A new study by a Canadian mining company is looking at how antimicrobial copper could be used to prevent infections in long-term care homes.
The study, conducted by Teck in partnership with Vancouver Coastal Health, will take place in three long-term care homes in the greater Vancouver area.
Antimicrobial copper is a type of copper that is capable of eliminating bacteria off its surface. Copper molecules enter the bacteria cells and render the cell nonfunctional, eventually killing it.
More than 600 antimicrobial copper products will be installed on high touch surfaces such as door handles, faucet knobs, fridge door handles and others. In a news release Monday (May 29), Teck said the study will mainly take into account the durability of the installations and rates of illness acquired from the facility.
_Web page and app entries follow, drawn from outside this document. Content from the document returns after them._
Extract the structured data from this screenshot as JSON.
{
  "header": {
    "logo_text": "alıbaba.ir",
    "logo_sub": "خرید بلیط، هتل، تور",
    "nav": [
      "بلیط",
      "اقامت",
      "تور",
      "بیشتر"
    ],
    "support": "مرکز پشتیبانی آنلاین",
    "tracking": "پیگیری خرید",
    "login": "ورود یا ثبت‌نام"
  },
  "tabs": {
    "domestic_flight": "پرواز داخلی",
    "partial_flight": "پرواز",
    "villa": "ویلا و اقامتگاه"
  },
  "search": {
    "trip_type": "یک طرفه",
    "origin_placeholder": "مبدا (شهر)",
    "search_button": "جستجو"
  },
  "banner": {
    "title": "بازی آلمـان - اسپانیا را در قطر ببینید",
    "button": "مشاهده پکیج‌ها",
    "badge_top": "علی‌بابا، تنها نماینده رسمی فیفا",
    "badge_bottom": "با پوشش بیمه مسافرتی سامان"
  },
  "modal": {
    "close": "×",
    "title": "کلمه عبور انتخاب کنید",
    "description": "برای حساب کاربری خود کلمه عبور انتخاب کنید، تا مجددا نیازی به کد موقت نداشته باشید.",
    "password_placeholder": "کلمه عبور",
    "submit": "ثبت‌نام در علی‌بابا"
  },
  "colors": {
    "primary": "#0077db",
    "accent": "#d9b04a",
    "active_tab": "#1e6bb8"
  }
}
Teck has pledged $750,000 to fund the study as part of its copper and health program.
This study is not the first of its kind, either. Tests of the copper in hospitals and on public transit in Vancouver and Toronto showed antimicrobial surfaces eliminating up to 99.9 per cent of bacteria in less than two hours of contact. In combination with other cleaning and prevention methods, experts are hopeful to turn a corner in curbing spreads of disease.
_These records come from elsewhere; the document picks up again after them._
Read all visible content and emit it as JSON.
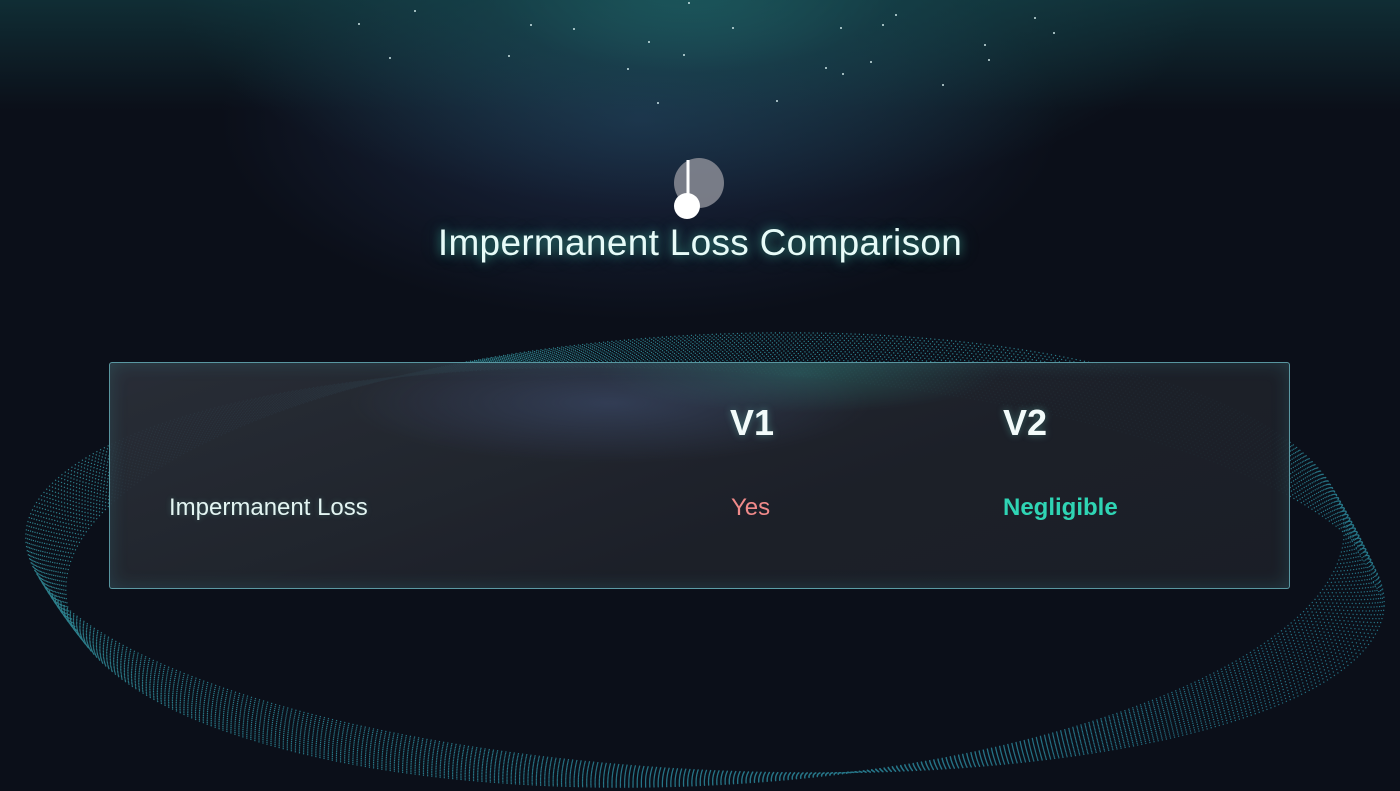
{
  "slide": {
    "title": "Impermanent Loss Comparison"
  },
  "table": {
    "columns": [
      "V1",
      "V2"
    ],
    "rows": [
      {
        "label": "Impermanent Loss",
        "v1": "Yes",
        "v2": "Negligible"
      }
    ]
  },
  "colors": {
    "background": "#0b0f19",
    "accent_teal": "#2fd4b4",
    "negative_red": "#f08a8a",
    "border": "#6ebec8"
  },
  "icons": {
    "logo": "pendulum-logo-icon"
  }
}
“We are grateful for our project partners in supporting this work and are excited to further our understanding of copper as an infection prevention and control tool in the long-term care setting,” says Dr. Titus Wong, with Provincial Health Services Authority.
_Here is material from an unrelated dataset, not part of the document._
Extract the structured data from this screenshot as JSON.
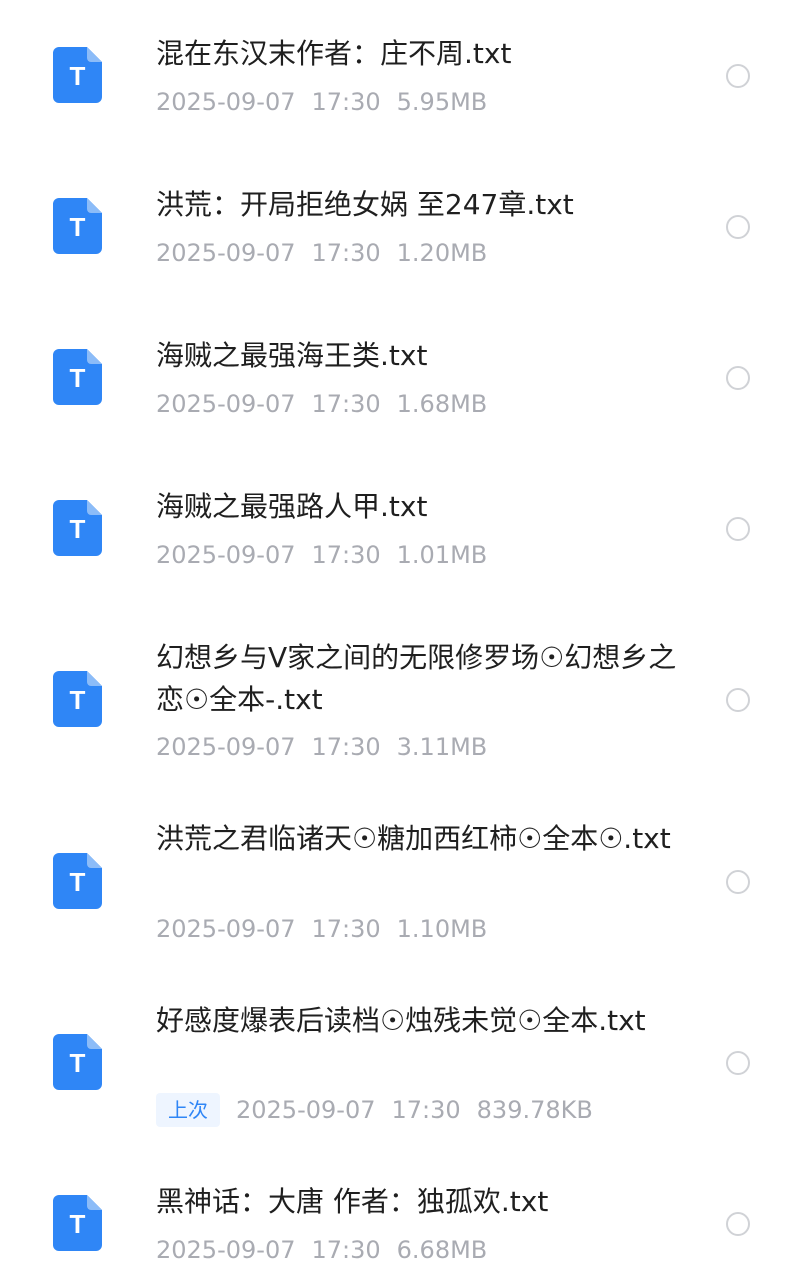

Teck CEO Jonathan Price also expressed his pride for the project, and said he’s hopeful that this study will demonstrate the effectiveness of antimicrobial copper, as well as help in protecting those who are most vulnerable to healthcare-acquired illnesses.